:: Data under study

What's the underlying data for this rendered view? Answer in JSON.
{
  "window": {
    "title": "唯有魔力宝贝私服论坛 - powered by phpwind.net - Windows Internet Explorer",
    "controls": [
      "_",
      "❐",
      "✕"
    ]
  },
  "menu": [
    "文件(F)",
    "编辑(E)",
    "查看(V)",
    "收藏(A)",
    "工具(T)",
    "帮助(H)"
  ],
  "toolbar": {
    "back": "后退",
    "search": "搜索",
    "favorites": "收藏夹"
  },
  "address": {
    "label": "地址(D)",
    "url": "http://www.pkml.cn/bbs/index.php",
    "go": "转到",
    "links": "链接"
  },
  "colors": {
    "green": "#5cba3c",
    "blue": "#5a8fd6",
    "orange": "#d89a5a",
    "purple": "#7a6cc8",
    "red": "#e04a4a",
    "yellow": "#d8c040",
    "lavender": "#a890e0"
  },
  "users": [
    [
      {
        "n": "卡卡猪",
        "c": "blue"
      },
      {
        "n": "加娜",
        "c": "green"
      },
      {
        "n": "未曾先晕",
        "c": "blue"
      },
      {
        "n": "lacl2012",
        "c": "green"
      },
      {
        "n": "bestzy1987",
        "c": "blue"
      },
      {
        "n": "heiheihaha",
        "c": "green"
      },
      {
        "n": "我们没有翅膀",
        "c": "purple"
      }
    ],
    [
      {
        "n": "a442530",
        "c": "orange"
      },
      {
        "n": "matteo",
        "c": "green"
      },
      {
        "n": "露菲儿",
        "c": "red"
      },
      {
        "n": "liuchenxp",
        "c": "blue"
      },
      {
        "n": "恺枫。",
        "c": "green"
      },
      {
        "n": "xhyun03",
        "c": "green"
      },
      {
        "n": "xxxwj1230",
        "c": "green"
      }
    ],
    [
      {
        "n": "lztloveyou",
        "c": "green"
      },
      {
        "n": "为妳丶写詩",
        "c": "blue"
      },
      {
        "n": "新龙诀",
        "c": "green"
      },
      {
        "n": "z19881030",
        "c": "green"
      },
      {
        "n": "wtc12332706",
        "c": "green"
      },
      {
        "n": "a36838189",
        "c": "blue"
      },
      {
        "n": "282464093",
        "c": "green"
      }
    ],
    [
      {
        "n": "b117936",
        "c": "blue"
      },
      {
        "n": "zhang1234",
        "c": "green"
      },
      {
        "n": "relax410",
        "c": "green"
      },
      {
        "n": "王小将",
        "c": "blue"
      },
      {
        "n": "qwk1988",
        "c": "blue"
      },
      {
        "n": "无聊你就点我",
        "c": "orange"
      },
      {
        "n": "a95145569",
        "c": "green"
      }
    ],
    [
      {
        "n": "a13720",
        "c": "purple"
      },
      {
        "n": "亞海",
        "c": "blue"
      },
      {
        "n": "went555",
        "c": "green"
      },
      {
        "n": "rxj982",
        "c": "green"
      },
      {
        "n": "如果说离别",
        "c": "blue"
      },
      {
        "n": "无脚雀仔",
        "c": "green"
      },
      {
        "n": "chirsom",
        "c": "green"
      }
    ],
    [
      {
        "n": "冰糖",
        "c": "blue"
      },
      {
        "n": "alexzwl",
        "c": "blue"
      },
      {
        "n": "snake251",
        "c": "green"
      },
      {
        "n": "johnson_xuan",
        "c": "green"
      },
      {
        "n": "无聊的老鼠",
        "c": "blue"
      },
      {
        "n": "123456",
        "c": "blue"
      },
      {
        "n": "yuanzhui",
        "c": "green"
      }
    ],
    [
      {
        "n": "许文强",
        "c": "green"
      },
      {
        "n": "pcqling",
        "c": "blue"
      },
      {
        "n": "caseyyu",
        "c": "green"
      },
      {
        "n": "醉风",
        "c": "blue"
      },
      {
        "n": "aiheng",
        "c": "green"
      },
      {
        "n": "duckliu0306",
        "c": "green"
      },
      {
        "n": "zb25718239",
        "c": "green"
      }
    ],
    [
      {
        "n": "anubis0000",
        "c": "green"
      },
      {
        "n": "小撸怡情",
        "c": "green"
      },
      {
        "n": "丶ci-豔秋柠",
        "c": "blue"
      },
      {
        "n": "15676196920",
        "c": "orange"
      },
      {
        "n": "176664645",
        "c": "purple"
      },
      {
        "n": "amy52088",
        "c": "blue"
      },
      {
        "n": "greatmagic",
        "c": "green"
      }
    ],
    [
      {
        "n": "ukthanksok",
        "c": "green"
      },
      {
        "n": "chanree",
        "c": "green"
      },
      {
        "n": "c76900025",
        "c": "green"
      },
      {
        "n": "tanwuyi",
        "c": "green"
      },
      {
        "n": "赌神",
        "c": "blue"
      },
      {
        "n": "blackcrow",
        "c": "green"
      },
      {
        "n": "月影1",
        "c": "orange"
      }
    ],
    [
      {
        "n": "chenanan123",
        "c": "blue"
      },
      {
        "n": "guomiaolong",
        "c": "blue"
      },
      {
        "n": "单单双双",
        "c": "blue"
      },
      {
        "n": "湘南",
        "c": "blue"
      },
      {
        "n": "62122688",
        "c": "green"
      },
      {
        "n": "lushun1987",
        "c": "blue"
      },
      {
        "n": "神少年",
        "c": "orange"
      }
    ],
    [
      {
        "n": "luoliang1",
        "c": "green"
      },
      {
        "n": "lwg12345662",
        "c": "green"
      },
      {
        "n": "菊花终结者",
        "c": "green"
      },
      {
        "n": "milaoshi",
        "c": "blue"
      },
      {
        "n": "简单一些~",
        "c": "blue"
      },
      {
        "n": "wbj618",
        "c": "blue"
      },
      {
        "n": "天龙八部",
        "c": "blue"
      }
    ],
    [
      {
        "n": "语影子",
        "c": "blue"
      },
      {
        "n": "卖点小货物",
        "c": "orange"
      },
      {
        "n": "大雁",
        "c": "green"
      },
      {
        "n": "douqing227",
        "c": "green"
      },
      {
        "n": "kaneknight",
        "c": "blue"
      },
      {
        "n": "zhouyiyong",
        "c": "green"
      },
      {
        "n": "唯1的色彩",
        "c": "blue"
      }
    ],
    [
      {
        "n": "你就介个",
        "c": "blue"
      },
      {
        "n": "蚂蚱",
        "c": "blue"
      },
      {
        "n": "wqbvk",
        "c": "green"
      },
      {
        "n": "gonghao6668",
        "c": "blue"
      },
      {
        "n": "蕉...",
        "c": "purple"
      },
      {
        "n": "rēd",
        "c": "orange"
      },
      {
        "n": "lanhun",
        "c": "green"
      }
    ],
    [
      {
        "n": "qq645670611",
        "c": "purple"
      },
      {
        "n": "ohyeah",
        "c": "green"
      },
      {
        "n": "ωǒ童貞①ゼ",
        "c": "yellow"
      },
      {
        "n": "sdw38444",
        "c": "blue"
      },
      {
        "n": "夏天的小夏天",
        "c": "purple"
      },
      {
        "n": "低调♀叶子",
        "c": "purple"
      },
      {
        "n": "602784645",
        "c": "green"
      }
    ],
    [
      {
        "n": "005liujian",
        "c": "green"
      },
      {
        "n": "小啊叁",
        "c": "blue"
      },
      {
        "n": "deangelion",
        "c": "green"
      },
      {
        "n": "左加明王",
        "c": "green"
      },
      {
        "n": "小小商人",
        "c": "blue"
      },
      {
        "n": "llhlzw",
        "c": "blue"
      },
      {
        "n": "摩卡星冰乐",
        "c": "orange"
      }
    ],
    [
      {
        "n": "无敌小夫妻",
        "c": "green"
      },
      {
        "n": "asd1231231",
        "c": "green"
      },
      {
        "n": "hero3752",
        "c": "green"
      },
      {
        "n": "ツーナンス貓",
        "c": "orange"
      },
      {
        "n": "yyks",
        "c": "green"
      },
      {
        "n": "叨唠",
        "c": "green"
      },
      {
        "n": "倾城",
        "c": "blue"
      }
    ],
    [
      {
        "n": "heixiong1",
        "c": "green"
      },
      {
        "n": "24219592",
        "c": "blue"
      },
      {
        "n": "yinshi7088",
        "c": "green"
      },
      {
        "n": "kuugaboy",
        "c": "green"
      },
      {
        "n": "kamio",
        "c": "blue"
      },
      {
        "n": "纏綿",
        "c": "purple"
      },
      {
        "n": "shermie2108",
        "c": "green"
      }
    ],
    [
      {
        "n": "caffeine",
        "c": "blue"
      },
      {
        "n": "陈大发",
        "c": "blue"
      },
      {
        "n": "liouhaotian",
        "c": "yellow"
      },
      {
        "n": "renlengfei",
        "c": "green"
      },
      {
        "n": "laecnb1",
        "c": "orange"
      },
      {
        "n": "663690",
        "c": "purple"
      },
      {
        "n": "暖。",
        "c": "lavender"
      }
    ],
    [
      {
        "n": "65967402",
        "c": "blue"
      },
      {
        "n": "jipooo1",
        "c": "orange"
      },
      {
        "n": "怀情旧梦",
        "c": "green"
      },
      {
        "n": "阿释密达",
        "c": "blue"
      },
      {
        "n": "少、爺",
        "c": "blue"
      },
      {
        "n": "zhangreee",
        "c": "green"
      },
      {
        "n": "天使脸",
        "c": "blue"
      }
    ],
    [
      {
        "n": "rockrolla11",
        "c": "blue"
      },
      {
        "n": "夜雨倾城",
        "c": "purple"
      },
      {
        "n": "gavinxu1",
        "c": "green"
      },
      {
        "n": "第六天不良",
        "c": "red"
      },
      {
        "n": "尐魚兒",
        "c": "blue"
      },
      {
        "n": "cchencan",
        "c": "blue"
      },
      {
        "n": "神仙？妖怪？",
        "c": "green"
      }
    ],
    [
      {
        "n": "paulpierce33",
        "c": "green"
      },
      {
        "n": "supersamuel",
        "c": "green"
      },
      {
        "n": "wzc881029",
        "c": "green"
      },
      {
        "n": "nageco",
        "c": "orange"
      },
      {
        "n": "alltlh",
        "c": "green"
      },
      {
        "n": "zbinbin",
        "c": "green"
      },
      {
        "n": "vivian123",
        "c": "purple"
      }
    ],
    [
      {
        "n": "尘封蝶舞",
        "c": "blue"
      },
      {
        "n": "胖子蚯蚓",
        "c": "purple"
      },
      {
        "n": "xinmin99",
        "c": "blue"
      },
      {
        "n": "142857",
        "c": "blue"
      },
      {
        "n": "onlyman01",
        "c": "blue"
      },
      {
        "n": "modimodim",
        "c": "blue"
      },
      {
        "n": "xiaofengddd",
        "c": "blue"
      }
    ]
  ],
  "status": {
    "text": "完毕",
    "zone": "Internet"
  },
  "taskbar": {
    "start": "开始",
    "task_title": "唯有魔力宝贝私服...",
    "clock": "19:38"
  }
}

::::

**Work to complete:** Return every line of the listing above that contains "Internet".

**Task result:**
    "title": "唯有魔力宝贝私服论坛 - powered by phpwind.net - Windows Internet Explorer",
    "zone": "Internet"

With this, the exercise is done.